Ever since IBM’s Watson beat two jeopardy champs in 2011, there have been voices predicting that artificial intelligence will displace human lawyers.
To bring some light to this discussion, Vanderbilt Law School is hosting “Watson, Esq.: Will Your Next Lawyer Be a Machine,” billed as the first legal conference on the topic and scheduled to take place on April 13th and 14th.
In an interview, Larry Bridgesmith, an adjunct professor of law at Vanderbilt, said he hopes the conference will dispel some of the myths about the role of artificial intelligence, which he believes is more likely to enhance human lawyer’s work than it is to replace it — at least in the near future.
“I think that the scare that we are going to be putting thousands of countless professionals out of work is misguided,” said Bridgesmith. “[Artificial Intelligence] is neither a panacea nor an alternative to professionalism. It will require professionals to deliver services in a different way.”
In one example, he said lawyers will have instantaneous access to information that previously took time to research, which will mean clients may demand faster service.
Richard Susskind, who has written extensively about technology and law, perhaps most famously in his 2008 book “The End of Lawyers,” will be the keynote speaker. According to the agenda, other panelists include:
- Andrew Arruda, whose firm ROSS Intelligence helped build ROSS, the world’s first artificially intelligent attorney, in conjunction with IBM Watson. Arruda will provide a demonstration of ROSS, which is currently being used by a subsidiary of Dentons, the world’s largest law firm, to handle research in place of the typical associate.
- Andy Daws, vice president of Riverview Law in England, often referred to as “the most innovative law firm in the world.” Riverview created Kim, which serves as a virtual assistant that allows legal teams to make quicker and better decisions.
- Dan Katz, associate professor of law at IIT – Chicago Kent College of Law (Illinois Institute of Technology). He is the editor of the International Journal of Law and Information Technology (Oxford University Press) and serves on the Editorial Board of the Journal of Artificial Intelligence & Law (Springer Scientific). He is also a member of the ABA Task Force on Big Data and the Law.
- Irina Matveeva, head of machine learning at NexLP and an adjunct professor at Illinois Institute of Technology.
The conference is geared toward explaining how AI is affecting practitioners, both in-house and at law firms, academics and law students, technologists and others, Bridgesmith said. A full conference agenda can be found here.
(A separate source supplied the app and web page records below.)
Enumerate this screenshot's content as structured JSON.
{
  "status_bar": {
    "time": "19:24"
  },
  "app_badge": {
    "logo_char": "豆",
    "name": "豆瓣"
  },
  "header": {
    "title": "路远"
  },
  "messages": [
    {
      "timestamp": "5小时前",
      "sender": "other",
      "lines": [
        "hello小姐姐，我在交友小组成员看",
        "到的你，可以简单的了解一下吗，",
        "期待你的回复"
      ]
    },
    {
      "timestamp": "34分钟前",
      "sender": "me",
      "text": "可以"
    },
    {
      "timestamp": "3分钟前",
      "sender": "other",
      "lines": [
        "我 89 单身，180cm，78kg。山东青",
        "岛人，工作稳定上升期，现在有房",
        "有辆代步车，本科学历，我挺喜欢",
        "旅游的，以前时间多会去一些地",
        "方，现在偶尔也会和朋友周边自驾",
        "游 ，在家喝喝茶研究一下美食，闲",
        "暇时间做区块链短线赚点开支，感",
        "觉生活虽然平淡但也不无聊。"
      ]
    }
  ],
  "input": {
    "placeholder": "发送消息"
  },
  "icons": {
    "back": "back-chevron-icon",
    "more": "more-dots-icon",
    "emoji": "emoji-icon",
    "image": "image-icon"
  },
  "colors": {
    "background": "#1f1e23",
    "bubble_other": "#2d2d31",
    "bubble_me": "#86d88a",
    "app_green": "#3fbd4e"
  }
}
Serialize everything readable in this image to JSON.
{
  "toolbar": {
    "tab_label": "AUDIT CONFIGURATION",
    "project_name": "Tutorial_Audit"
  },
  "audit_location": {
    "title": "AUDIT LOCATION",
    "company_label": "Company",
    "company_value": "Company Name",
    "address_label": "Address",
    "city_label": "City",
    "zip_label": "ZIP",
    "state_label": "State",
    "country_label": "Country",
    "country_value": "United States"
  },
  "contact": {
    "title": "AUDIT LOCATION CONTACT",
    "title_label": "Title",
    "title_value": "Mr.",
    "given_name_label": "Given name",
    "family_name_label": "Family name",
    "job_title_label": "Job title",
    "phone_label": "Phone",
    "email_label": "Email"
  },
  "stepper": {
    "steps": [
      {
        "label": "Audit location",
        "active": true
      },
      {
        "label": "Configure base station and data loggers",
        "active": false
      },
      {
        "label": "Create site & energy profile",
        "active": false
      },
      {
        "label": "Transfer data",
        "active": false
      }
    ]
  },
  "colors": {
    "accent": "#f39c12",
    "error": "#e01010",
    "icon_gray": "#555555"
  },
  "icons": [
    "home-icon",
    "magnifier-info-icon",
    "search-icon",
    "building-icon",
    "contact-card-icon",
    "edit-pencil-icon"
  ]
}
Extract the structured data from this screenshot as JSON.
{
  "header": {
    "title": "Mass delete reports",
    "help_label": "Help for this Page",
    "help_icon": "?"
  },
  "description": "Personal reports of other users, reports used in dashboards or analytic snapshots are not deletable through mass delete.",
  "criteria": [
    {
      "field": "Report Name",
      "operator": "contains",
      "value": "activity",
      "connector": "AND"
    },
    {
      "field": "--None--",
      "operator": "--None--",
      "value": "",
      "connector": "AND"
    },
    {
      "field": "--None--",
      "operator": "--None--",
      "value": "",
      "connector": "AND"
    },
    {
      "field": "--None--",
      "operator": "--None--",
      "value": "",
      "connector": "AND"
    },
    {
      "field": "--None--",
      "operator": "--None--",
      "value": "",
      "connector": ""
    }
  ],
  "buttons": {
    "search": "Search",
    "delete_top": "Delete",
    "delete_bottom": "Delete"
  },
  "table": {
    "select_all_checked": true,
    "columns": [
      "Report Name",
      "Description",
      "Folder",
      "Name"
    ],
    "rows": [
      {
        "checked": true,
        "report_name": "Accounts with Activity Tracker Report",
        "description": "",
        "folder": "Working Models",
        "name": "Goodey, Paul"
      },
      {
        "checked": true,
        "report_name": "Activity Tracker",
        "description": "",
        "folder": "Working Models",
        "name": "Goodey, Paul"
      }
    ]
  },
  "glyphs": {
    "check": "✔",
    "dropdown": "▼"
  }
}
“We hope people can walk away with a new insight into how changing the delivery of legal services can be a benefit to clients, practitioners, technnologists, entrepreneurs,” he said. “It’s a multidisciplinary conversation that we want to invoke.”
The event will take place at meeting rooms in Vanderbilt Law School in Nashville, Tennessee.